Exercise directions
A line qualifies if it holds the string "name". Copy every qualifying line from the records.

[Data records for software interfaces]
·····

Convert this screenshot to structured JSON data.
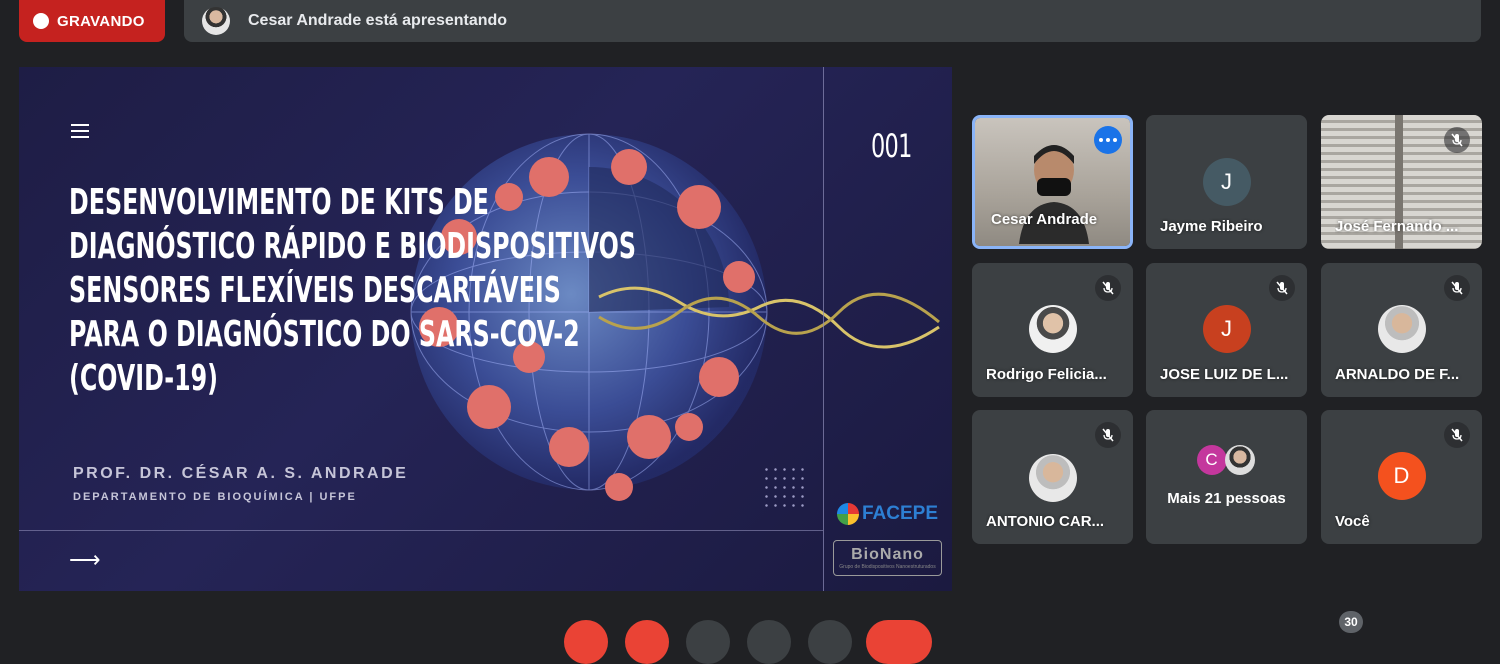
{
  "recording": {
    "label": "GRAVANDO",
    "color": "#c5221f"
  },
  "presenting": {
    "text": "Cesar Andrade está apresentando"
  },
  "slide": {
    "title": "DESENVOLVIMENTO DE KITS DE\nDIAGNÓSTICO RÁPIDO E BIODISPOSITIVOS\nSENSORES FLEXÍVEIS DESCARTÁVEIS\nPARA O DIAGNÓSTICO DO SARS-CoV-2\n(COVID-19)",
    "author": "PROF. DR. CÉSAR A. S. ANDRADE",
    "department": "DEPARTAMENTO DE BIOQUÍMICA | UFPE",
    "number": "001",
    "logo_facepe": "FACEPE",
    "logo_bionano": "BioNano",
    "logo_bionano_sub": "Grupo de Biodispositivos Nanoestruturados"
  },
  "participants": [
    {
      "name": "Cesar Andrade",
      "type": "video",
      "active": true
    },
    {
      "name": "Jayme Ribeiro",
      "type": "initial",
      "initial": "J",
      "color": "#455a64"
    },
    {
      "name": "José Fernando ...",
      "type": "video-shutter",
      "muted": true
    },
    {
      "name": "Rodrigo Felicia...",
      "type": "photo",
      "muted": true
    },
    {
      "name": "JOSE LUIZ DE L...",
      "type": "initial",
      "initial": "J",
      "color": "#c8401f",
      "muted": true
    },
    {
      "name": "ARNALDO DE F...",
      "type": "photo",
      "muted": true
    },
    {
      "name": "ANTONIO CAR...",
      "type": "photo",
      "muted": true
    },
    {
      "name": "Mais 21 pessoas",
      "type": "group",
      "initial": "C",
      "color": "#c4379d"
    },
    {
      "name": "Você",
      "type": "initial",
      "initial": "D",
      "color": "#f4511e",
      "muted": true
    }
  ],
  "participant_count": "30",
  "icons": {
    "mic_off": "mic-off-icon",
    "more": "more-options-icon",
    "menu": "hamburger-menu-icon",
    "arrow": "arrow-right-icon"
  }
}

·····

Worked solution
      "name": "Cesar Andrade",
      "name": "Jayme Ribeiro",
      "name": "José Fernando ...",
      "name": "Rodrigo Felicia...",
      "name": "JOSE LUIZ DE L...",
      "name": "ARNALDO DE F...",
      "name": "ANTONIO CAR...",
      "name": "Mais 21 pessoas",
      "name": "Você",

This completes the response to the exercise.